The Open Road

Entry by: writerSVTMLJBMPU

6th October 2017

The Marina Waltz

I was there because of an absence. Well, not quite; it was because of a refusal really. When the lads pulled up and knocked on the door Donard had said,

"Youse can fuck off - don't call for me 'til the bee hits the window."

But spring was two long months away.
You can't beat a wise old head.

I was young then, of course, and I'd worked with Tommy and the Nipper before. This one was for a stone retaining wall on the North-eastern side of the lough next to the new marina. I had recently returned from a job in what was then West Germany and I needed work to keep me occupied.

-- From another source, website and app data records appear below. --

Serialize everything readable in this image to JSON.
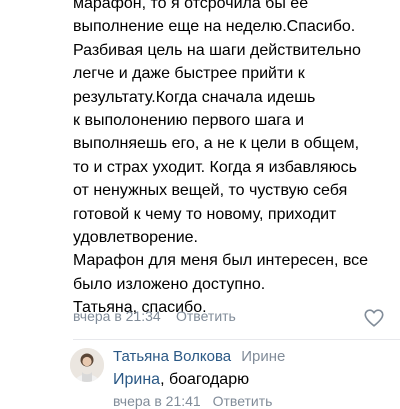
{
  "comment": {
    "lines": [
      "марафон, то я отсрочила бы ее",
      "выполнение еще на неделю.Спасибо.",
      "Разбивая цель на шаги действительно",
      "легче и даже быстрее прийти к",
      "результату.Когда сначала идешь",
      "к выполонению первого шага и",
      "выполняешь его, а не к цели в общем,",
      "то и страх уходит. Когда я избавляюсь",
      "от ненужных вещей, то чуствую себя",
      "готовой к чему то новому, приходит",
      "удовлетворение.",
      "Марафон для меня был интересен, все",
      "было изложено доступно.",
      "Татьяна, спасибо."
    ],
    "time": "вчера в 21:34",
    "reply_label": "Ответить",
    "like_icon": "heart-icon"
  },
  "reply": {
    "author": "Татьяна Волкова",
    "to": "Ирине",
    "mention": "Ирина",
    "text": ", боагодарю",
    "time": "вчера в 21:41",
    "reply_label": "Ответить"
  },
  "colors": {
    "link": "#2a5885",
    "meta": "#818c99",
    "divider": "#e7e8ec"
  }
}
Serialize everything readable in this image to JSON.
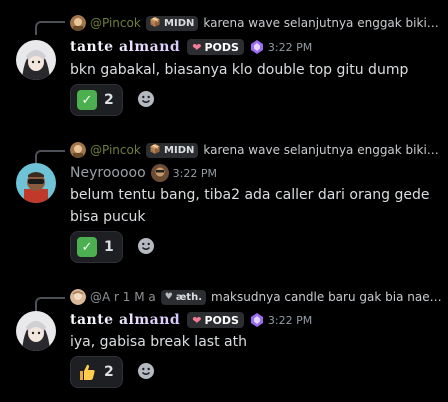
{
  "messages": [
    {
      "reply": {
        "name": "@Pincok",
        "tag": "MIDN",
        "text": "karena wave selanjutnya enggak bikin ..."
      },
      "author": "tante almand",
      "author_tag": "PODS",
      "time": "3:22 PM",
      "text": "bkn gabakal, biasanya klo double top gitu dump",
      "reaction": {
        "icon": "check-mark-emoji",
        "count": "2"
      }
    },
    {
      "reply": {
        "name": "@Pincok",
        "tag": "MIDN",
        "text": "karena wave selanjutnya enggak bikin ..."
      },
      "author": "Neyrooooo",
      "time": "3:22 PM",
      "text": "belum tentu bang, tiba2 ada caller dari orang gede bisa pucuk",
      "reaction": {
        "icon": "check-mark-emoji",
        "count": "1"
      }
    },
    {
      "reply": {
        "name": "@A r 1 M a",
        "tag": "æth.",
        "text": "maksudnya candle baru gak bia naek ..."
      },
      "author": "tante almand",
      "author_tag": "PODS",
      "time": "3:22 PM",
      "text": "iya, gabisa break last ath",
      "reaction": {
        "icon": "thumbs-up-emoji",
        "count": "2"
      }
    }
  ],
  "colors": {
    "background": "#000000",
    "pincok_name": "#6e7f3a",
    "check": "#4caf50",
    "pods_heart": "#f47b94"
  }
}
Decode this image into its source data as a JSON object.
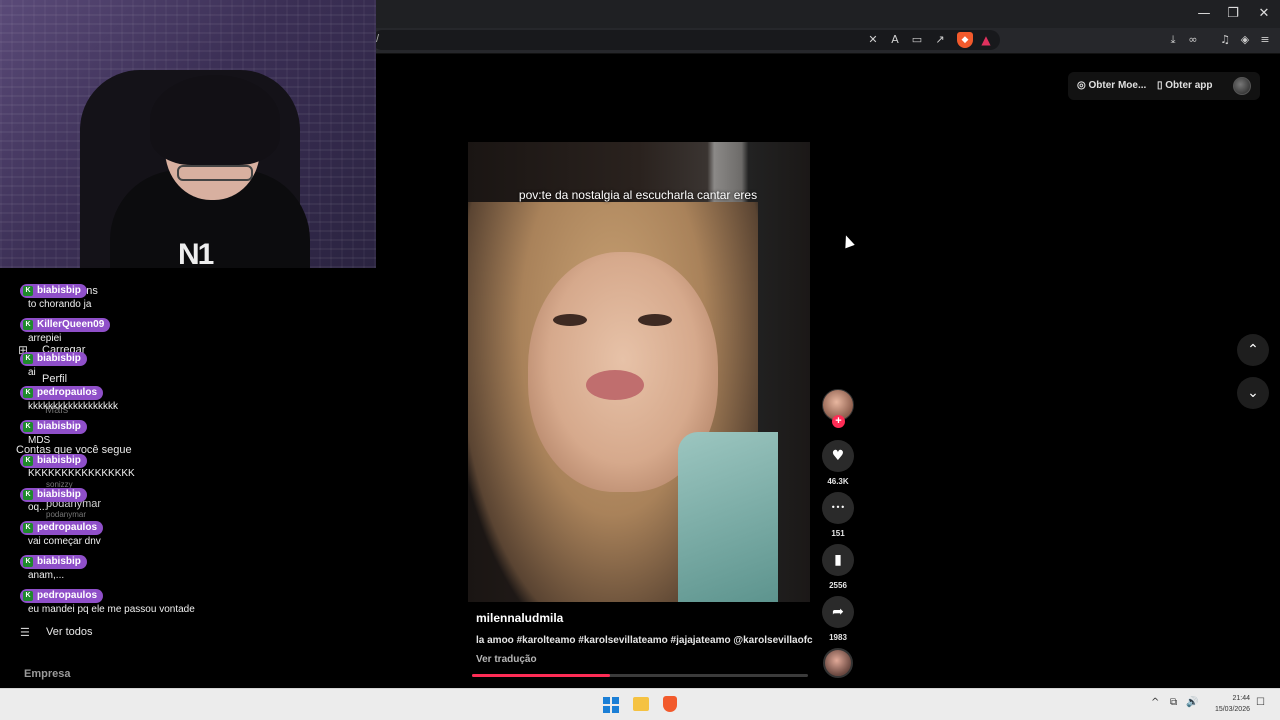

I wasn't really seeking money as much as I was seeking, I don't know, engagement I suppose; an escape from introspection perhaps.
Most days were the same.
We would drive in and park up.
In grim silence, punctuated by sudden heavy squalls of sleet, we would survey our battlefield. Usually the swans would tell me all I needed to know. They were beautiful; smaller cousins of the Whooper. I thought of them as Tsars and Tsarinas escaping the white death of a Russian winter to dance here on our inland sea.
If they were in the shelter of the marina - it was for good reason.

"No waltzes today ladies and gentlemen." I said.
"The swans boys - look."
"Fuck the swans."

Out we would stumble, valiantly trying to resist the gales, and bend double - at the double - like troops exiting a hovering helicopter. Nothing could be heard above the tumult unless you roared directly into someone's face. Every morning the sheet of zinc we hid the buckets and starting handle under would be playing the intro of 'Voodoo Chile'. The wave spume from the lough and the driving sleet soaked us in minutes. We would then retreat to the confines of our vehicle once more.
Always it was the same,

"Ah, we'll give it an hour."

I would look at the Nipper and he would look at me, and we would roll our eyes. Then all of us would steam gently until nothing could be discerned through the windows as the car succumbed to its wind induced epilepsy.
This, then, was the 'portion of our cup'.
The tar squad had the unenviable task of finishing the roadway that ended in the teardrop shaped 'car-park' where we anchored our vehicle with our own combined body weight. We passed these poor buggers every morning on the way in. I used to imagine that survivors of incendiary blasts would look like them. They would morph in and out of our vision like pipe-cleaner models; bright yellow oilskins whipped by slashes of black; tigers on their hind-legs.
They had no choice but to work through all weathers; we couldn't - and wouldn't.
Their fresh liquorice river lengthened inexorably, day by day, as our wall collapsed at the same pace. The crashing waves would wash out the mortar joints long before they had a chance to hold.
On one memorable occasion I was dispatched to steal tarpaulins that we might cover our work overnight to give it a chance to dry.
As I zig-zagged across the open ground to the cement hut howls of consternation could be heard as our sheet of zinc buckarooed up into the leaden sky with the velocity of a hard back-hander - within half a minute it had disappeared into the blizzard.
That was the first thing.
Later, a soldier from a foot patrol knocked on the window and asked us what we were doing there.
"We're havin' a fuckin' picnic." The Nipper replied.
Ordered out of the car, sandwiches abandoned, we stood at rifle-point as the rest of the squad ripped the seats to pieces.
That was the second thing.
About an hour later, frozen to the bone, we covered our work as best we could against the latest assault of a screaming north-westerly - and something shattered.
Well, two things shattered actually; one was the front windscreen of McCann's bile-green Hymac digger - from an unusually accurate strike by a stone thrown by the Nipper.
( He had previous in this regard.)
"I was trying to wake that lazy bastard Maguire." He said.
And the second was Tommy's composure.
Usually fairly laconic, he erupted into a maelstrom of violence that corresponded nicely with the raging storm around us.
That was the third thing.
They do say that things generally come in threes. Well, they do were I come from anyway. I laughed until I could see lights. It was the hilarity of a youth with little to lose; even the swans joined in.
In short, we abandoned operations for a month - until the weather improved.
Many years later I would regale my sons with the tale, and it was nice to see that paroxysms of laughter could still ensue.
Echoes of my own, and just as carefree.
When we eventually returned to the job, the winter was reeling on its feet like a punch-drunk fighter. We made progress. We executed our art.
The swans never came inshore now. I would watch them dance far out in the lough, bowing and preening like the lords and ladies they were. They would soon be off; and so would I.
They would journey into the sun's eye, dozing on the wing; led by the shimmer of the stars to their ancestral home.
And I would prevaricate, and run, and fall, and totter further on into the maw of the open road.